Culture clash

It’s cold, but not bone-chillingly so, on a recent Saturday night as we wait outside Luigi’s Slice & Fun Garden before the next band starts. In this in-between hour, the sidewalks buzz with activity while we relax, perched on a bench, watching people make their way through this small stretch of 20th Street between K and J streets.

There’s a couple, clutching each other desperately and reeking of boozy fumes, stumbling on their way back from Lounge on 20. Another couple, also perfumed with the scent of $10 cocktails, staggers by in the opposite direction. They pause, momentarily, on the ramp that leads up to the elevated boardwalk in front of the pizzeria and start to make out. Passersby must execute a nimble two-step in order to navigate around this morass of limbs and sloppy kisses.

Nearby, a gaggle of adolescent boys suck down sodas from paper cups, laughing noisily at hormone-fueled inside jokes while a small pack of 20-something ladies cross the street, high heels clicking in determination as they pass a man in ragtag clothes asking for change.

It’s just another typical weekend night in Midtown—a mash up of hookup culture and restless youth, the upwardly mobile and the downtrodden—and as city’s grid culture continues to expand, build and rebuild, this small city block feels like the Times Square of Sacramento, always bustling as shoppers, diners, nightlife seekers and other stragglers cross paths between Faces and the Depot, the MARRS building and nearby restaurants.

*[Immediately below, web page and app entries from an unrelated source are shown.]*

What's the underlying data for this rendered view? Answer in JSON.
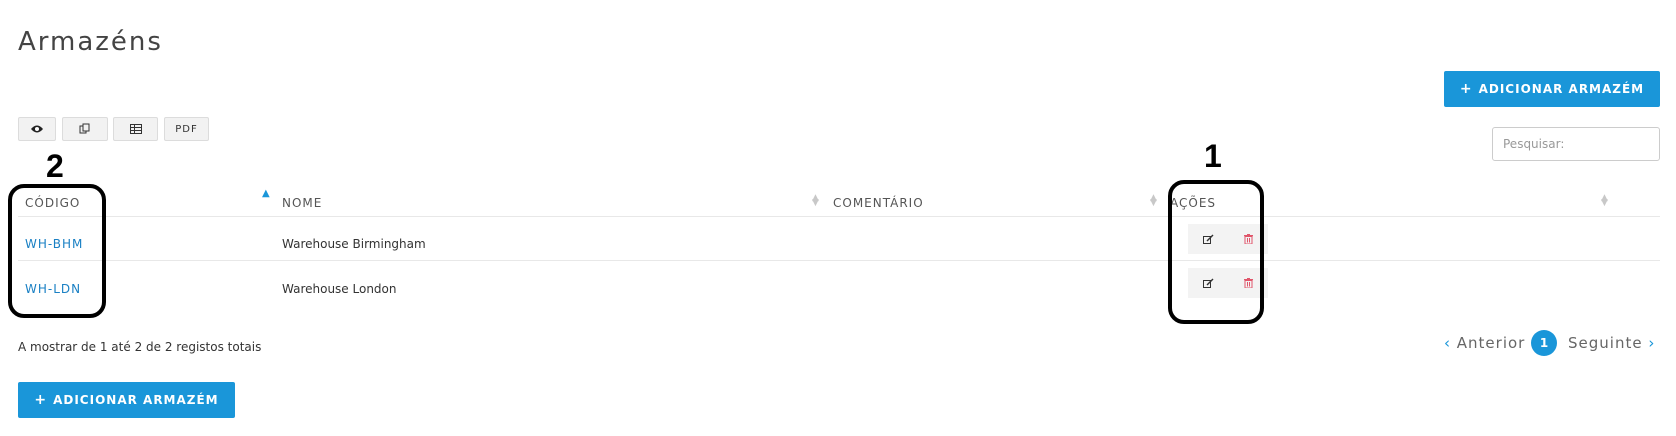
{
  "page": {
    "title": "Armazéns"
  },
  "actions": {
    "add_label": "ADICIONAR ARMAZÉM"
  },
  "toolbar": {
    "pdf_label": "PDF"
  },
  "search": {
    "placeholder": "Pesquisar:"
  },
  "table": {
    "columns": [
      "CÓDIGO",
      "NOME",
      "COMENTÁRIO",
      "AÇÕES"
    ],
    "rows": [
      {
        "code": "WH-BHM",
        "name": "Warehouse Birmingham",
        "comment": ""
      },
      {
        "code": "WH-LDN",
        "name": "Warehouse London",
        "comment": ""
      }
    ]
  },
  "info": "A mostrar de 1 até 2 de 2 registos totais",
  "pagination": {
    "prev": "Anterior",
    "next": "Seguinte",
    "current": "1"
  },
  "annotations": {
    "a1": "1",
    "a2": "2"
  },
  "colors": {
    "accent": "#1a96d9",
    "link": "#1a80c4",
    "delete": "#e0566b"
  },
  "icons": [
    "eye-icon",
    "copy-icon",
    "table-icon",
    "edit-icon",
    "trash-icon",
    "plus-icon",
    "sort-icon",
    "chevron-left-icon",
    "chevron-right-icon"
  ]
}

One of the teenage boys, he’s maybe 19 at the oldest, breaks away from the group and approaches. He wants to know if we have an apple. He’ll pay us handsomely, he tells us, willing to trade a pinch of bud for a fistful of fruit. His eyes are sleepy, but during the entire conversation, his feet shuffle about, as though he can’t wait to break away from this endeavor.

He snaps to attention, however, as Downtown James Brown makes a sudden, if not entirely unexpected, cameo. We all watch him, waiting.

“Do a dance,” someone calls out, but the street performer never stops, never looks back.

He’s iconic, a legend around these parts, but his talents are, it seems, not on demand. Still, this is what happens when we push together seemingly disparate forces: outsider culture and the edgy elite, gentrification and the aftermath of redevelopment.

And it’s ever changing with talks of revamping a stretch of 16th Street between S Street and Fremont Park. And, in the immediate future, downtown blocks of K Street near the Crest Theatre—previously pedestrian-only—are set to open to auto traffic. The goal: Drive in new businesses, new money spenders and new life.

Meanwhile, that kid still wants his apple. He’s entertaining us with a detailed explanation of the hippie mantra he’d chant if someone would just hand over a Granny Smith already.

He demonstrates, still fidgety as he draws his voice out into a Bill & Ted-worthy slow bro drawl.

We’re sorry to disappoint.

“Really, I’d give you an apple if I had it,” someone says.

“I had an apple—but I ate it,” says another.

And finally, this:

“What do you need an apple for?”

The kid stops shuffling and stares. A woman, presumably making her way to cocktails, hurries by in stilettos and a barely there skirt. She refuses eye contact, refuses to acknowledge this scene.

“C’mon man,” the kid says, his voice annoyed yet also amused and no longer displaying even a hint of that peaceful, hippie-bro quality. “You know what it’s for.”

We do.

But with all this growth and polishing, how will this scene eventually change? How long can this culture clash last?